◆ **To do**:
Wherever "tags" appears in a line of the listing, report that line.
--- --- ---
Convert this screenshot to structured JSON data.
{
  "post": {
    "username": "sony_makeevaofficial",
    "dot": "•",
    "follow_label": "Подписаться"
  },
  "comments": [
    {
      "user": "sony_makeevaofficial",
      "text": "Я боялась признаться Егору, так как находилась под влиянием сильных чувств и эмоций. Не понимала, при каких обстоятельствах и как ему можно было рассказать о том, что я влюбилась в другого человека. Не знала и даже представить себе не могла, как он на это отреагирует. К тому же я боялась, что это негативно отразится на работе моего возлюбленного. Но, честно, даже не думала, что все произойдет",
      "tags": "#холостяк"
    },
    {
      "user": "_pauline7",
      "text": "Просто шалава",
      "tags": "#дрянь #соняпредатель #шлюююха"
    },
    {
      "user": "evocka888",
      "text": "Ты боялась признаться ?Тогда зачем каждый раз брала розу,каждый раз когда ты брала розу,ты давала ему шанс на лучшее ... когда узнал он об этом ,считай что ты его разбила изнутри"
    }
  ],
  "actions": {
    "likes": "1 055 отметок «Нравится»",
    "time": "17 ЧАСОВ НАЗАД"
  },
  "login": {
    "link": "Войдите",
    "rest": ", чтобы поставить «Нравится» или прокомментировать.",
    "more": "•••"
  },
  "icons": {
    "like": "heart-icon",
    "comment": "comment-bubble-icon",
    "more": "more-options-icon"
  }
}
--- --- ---
◆ **Completed exercise**:
      "tags": "#холостяк"
      "tags": "#дрянь #соняпредатель #шлюююха"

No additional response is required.